## Provided data
====

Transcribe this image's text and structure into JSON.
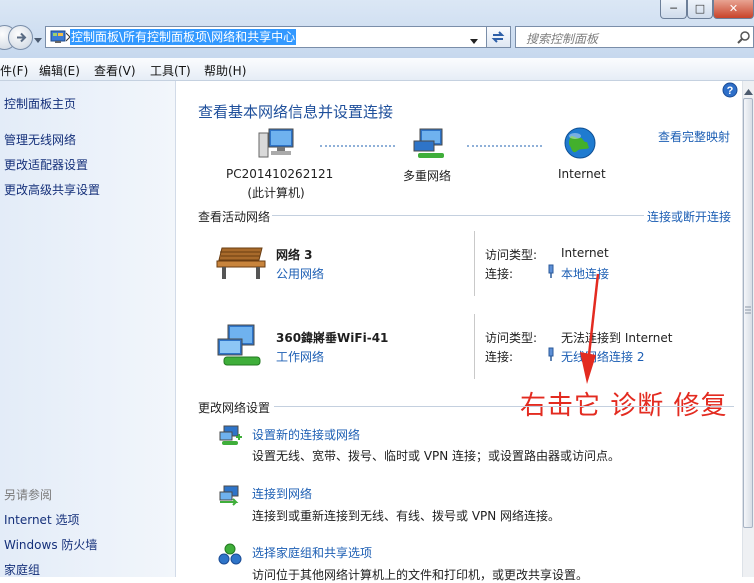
{
  "window": {
    "minimize_glyph": "─",
    "maximize_glyph": "□",
    "close_glyph": "✕"
  },
  "address_bar": {
    "path": "控制面板\\所有控制面板项\\网络和共享中心"
  },
  "search": {
    "placeholder": "搜索控制面板"
  },
  "menu": [
    "件(F)",
    "编辑(E)",
    "查看(V)",
    "工具(T)",
    "帮助(H)"
  ],
  "sidebar": {
    "home": "控制面板主页",
    "items": [
      "管理无线网络",
      "更改适配器设置",
      "更改高级共享设置"
    ],
    "see_also_heading": "另请参阅",
    "see_also": [
      "Internet 选项",
      "Windows 防火墙",
      "家庭组"
    ]
  },
  "main": {
    "title": "查看基本网络信息并设置连接",
    "full_map_link": "查看完整映射",
    "map": {
      "computer_name": "PC201410262121",
      "computer_sub": "(此计算机)",
      "middle_label": "多重网络",
      "internet_label": "Internet"
    },
    "active_networks_heading": "查看活动网络",
    "connect_disconnect_link": "连接或断开连接",
    "networks": [
      {
        "name": "网络  3",
        "type_link": "公用网络",
        "access_label": "访问类型:",
        "access_value": "Internet",
        "conn_label": "连接:",
        "conn_value": "本地连接"
      },
      {
        "name": "360鍏嶈垂WiFi-41",
        "type_link": "工作网络",
        "access_label": "访问类型:",
        "access_value": "无法连接到 Internet",
        "conn_label": "连接:",
        "conn_value": "无线网络连接 2"
      }
    ],
    "change_settings_heading": "更改网络设置",
    "tasks": [
      {
        "link": "设置新的连接或网络",
        "desc": "设置无线、宽带、拨号、临时或 VPN 连接；或设置路由器或访问点。"
      },
      {
        "link": "连接到网络",
        "desc": "连接到或重新连接到无线、有线、拨号或 VPN 网络连接。"
      },
      {
        "link": "选择家庭组和共享选项",
        "desc": "访问位于其他网络计算机上的文件和打印机，或更改共享设置。"
      }
    ]
  },
  "annotation": "右击它 诊断 修复",
  "colors": {
    "link": "#1d5fb4",
    "title": "#1e4f9b",
    "annotation": "#e32b20",
    "address_highlight": "#3399ff"
  }
}
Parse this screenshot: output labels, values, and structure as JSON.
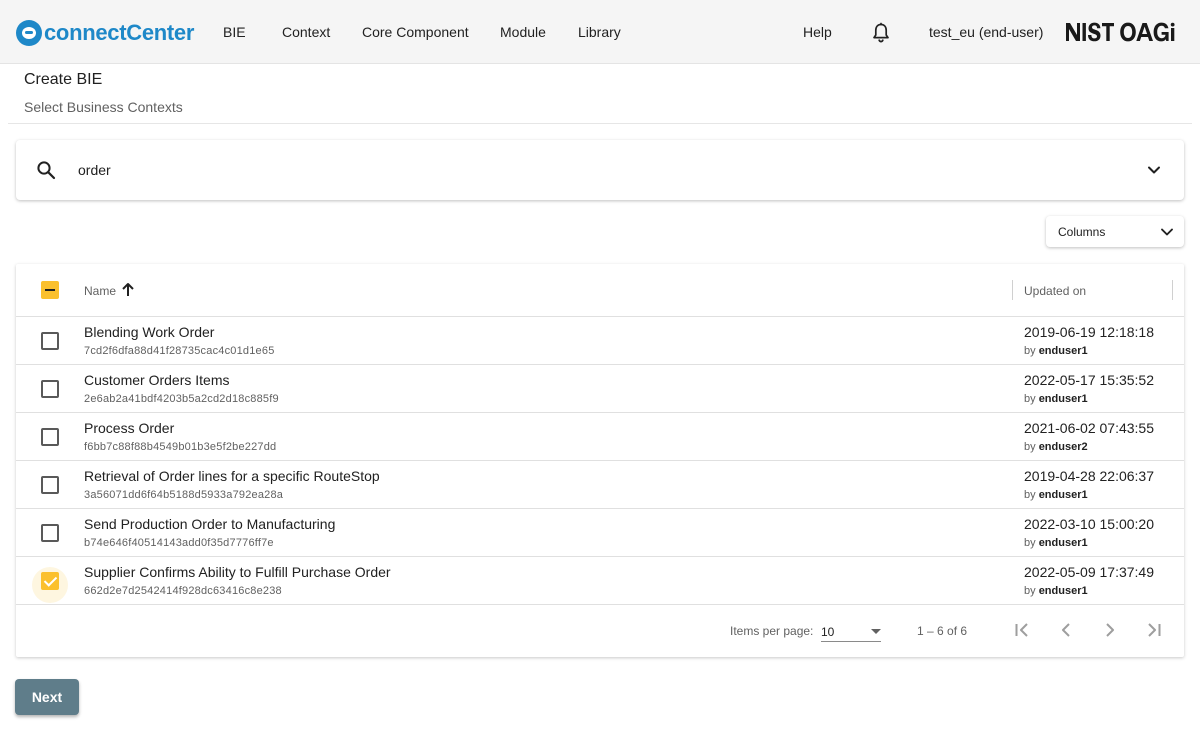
{
  "header": {
    "logo_text": "connectCenter",
    "nav": [
      "BIE",
      "Context",
      "Core Component",
      "Module",
      "Library"
    ],
    "help": "Help",
    "user": "test_eu (end-user)",
    "org_logo_text": "NIST OAGi"
  },
  "page": {
    "title": "Create BIE",
    "subtitle": "Select Business Contexts"
  },
  "search": {
    "value": "order",
    "placeholder": ""
  },
  "columns_button": "Columns",
  "table": {
    "headers": {
      "name": "Name",
      "updated_on": "Updated on"
    },
    "sort": {
      "column": "Name",
      "direction": "ascending"
    },
    "select_all_state": "indeterminate",
    "rows": [
      {
        "name": "Blending Work Order",
        "guid": "7cd2f6dfa88d41f28735cac4c01d1e65",
        "updated": "2019-06-19 12:18:18",
        "by_prefix": "by",
        "user": "enduser1",
        "checked": false
      },
      {
        "name": "Customer Orders Items",
        "guid": "2e6ab2a41bdf4203b5a2cd2d18c885f9",
        "updated": "2022-05-17 15:35:52",
        "by_prefix": "by",
        "user": "enduser1",
        "checked": false
      },
      {
        "name": "Process Order",
        "guid": "f6bb7c88f88b4549b01b3e5f2be227dd",
        "updated": "2021-06-02 07:43:55",
        "by_prefix": "by",
        "user": "enduser2",
        "checked": false
      },
      {
        "name": "Retrieval of Order lines for a specific RouteStop",
        "guid": "3a56071dd6f64b5188d5933a792ea28a",
        "updated": "2019-04-28 22:06:37",
        "by_prefix": "by",
        "user": "enduser1",
        "checked": false
      },
      {
        "name": "Send Production Order to Manufacturing",
        "guid": "b74e646f40514143add0f35d7776ff7e",
        "updated": "2022-03-10 15:00:20",
        "by_prefix": "by",
        "user": "enduser1",
        "checked": false
      },
      {
        "name": "Supplier Confirms Ability to Fulfill Purchase Order",
        "guid": "662d2e7d2542414f928dc63416c8e238",
        "updated": "2022-05-09 17:37:49",
        "by_prefix": "by",
        "user": "enduser1",
        "checked": true
      }
    ]
  },
  "paginator": {
    "items_per_page_label": "Items per page:",
    "items_per_page": "10",
    "range": "1 – 6 of 6"
  },
  "next_button": "Next",
  "colors": {
    "brand": "#1e88c8",
    "accent": "#fbc02d",
    "next_button": "#5f7d8a",
    "topbar": "#f5f5f5"
  },
  "icons": [
    "bell-icon",
    "search-icon",
    "chevron-down-icon",
    "arrow-up-icon",
    "first-page-icon",
    "prev-page-icon",
    "next-page-icon",
    "last-page-icon"
  ]
}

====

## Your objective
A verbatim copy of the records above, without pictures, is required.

## Reply to the exercise
Transcribe this image's text and structure into JSON.
{
  "window": {
    "minimize_glyph": "─",
    "maximize_glyph": "□",
    "close_glyph": "✕"
  },
  "address_bar": {
    "path": "控制面板\\所有控制面板项\\网络和共享中心"
  },
  "search": {
    "placeholder": "搜索控制面板"
  },
  "menu": [
    "件(F)",
    "编辑(E)",
    "查看(V)",
    "工具(T)",
    "帮助(H)"
  ],
  "sidebar": {
    "home": "控制面板主页",
    "items": [
      "管理无线网络",
      "更改适配器设置",
      "更改高级共享设置"
    ],
    "see_also_heading": "另请参阅",
    "see_also": [
      "Internet 选项",
      "Windows 防火墙",
      "家庭组"
    ]
  },
  "main": {
    "title": "查看基本网络信息并设置连接",
    "full_map_link": "查看完整映射",
    "map": {
      "computer_name": "PC201410262121",
      "computer_sub": "(此计算机)",
      "middle_label": "多重网络",
      "internet_label": "Internet"
    },
    "active_networks_heading": "查看活动网络",
    "connect_disconnect_link": "连接或断开连接",
    "networks": [
      {
        "name": "网络  3",
        "type_link": "公用网络",
        "access_label": "访问类型:",
        "access_value": "Internet",
        "conn_label": "连接:",
        "conn_value": "本地连接"
      },
      {
        "name": "360鍏嶈垂WiFi-41",
        "type_link": "工作网络",
        "access_label": "访问类型:",
        "access_value": "无法连接到 Internet",
        "conn_label": "连接:",
        "conn_value": "无线网络连接 2"
      }
    ],
    "change_settings_heading": "更改网络设置",
    "tasks": [
      {
        "link": "设置新的连接或网络",
        "desc": "设置无线、宽带、拨号、临时或 VPN 连接；或设置路由器或访问点。"
      },
      {
        "link": "连接到网络",
        "desc": "连接到或重新连接到无线、有线、拨号或 VPN 网络连接。"
      },
      {
        "link": "选择家庭组和共享选项",
        "desc": "访问位于其他网络计算机上的文件和打印机，或更改共享设置。"
      }
    ]
  },
  "annotation": "右击它 诊断 修复",
  "colors": {
    "link": "#1d5fb4",
    "title": "#1e4f9b",
    "annotation": "#e32b20",
    "address_highlight": "#3399ff"
  }
}
Parse this screenshot: output labels, values, and structure as JSON.
{
  "header": {
    "logo_text": "connectCenter",
    "nav": [
      "BIE",
      "Context",
      "Core Component",
      "Module",
      "Library"
    ],
    "help": "Help",
    "user": "test_eu (end-user)",
    "org_logo_text": "NIST OAGi"
  },
  "page": {
    "title": "Create BIE",
    "subtitle": "Select Business Contexts"
  },
  "search": {
    "value": "order",
    "placeholder": ""
  },
  "columns_button": "Columns",
  "table": {
    "headers": {
      "name": "Name",
      "updated_on": "Updated on"
    },
    "sort": {
      "column": "Name",
      "direction": "ascending"
    },
    "select_all_state": "indeterminate",
    "rows": [
      {
        "name": "Blending Work Order",
        "guid": "7cd2f6dfa88d41f28735cac4c01d1e65",
        "updated": "2019-06-19 12:18:18",
        "by_prefix": "by",
        "user": "enduser1",
        "checked": false
      },
      {
        "name": "Customer Orders Items",
        "guid": "2e6ab2a41bdf4203b5a2cd2d18c885f9",
        "updated": "2022-05-17 15:35:52",
        "by_prefix": "by",
        "user": "enduser1",
        "checked": false
      },
      {
        "name": "Process Order",
        "guid": "f6bb7c88f88b4549b01b3e5f2be227dd",
        "updated": "2021-06-02 07:43:55",
        "by_prefix": "by",
        "user": "enduser2",
        "checked": false
      },
      {
        "name": "Retrieval of Order lines for a specific RouteStop",
        "guid": "3a56071dd6f64b5188d5933a792ea28a",
        "updated": "2019-04-28 22:06:37",
        "by_prefix": "by",
        "user": "enduser1",
        "checked": false
      },
      {
        "name": "Send Production Order to Manufacturing",
        "guid": "b74e646f40514143add0f35d7776ff7e",
        "updated": "2022-03-10 15:00:20",
        "by_prefix": "by",
        "user": "enduser1",
        "checked": false
      },
      {
        "name": "Supplier Confirms Ability to Fulfill Purchase Order",
        "guid": "662d2e7d2542414f928dc63416c8e238",
        "updated": "2022-05-09 17:37:49",
        "by_prefix": "by",
        "user": "enduser1",
        "checked": true
      }
    ]
  },
  "paginator": {
    "items_per_page_label": "Items per page:",
    "items_per_page": "10",
    "range": "1 – 6 of 6"
  },
  "next_button": "Next",
  "colors": {
    "brand": "#1e88c8",
    "accent": "#fbc02d",
    "next_button": "#5f7d8a",
    "topbar": "#f5f5f5"
  },
  "icons": [
    "bell-icon",
    "search-icon",
    "chevron-down-icon",
    "arrow-up-icon",
    "first-page-icon",
    "prev-page-icon",
    "next-page-icon",
    "last-page-icon"
  ]
}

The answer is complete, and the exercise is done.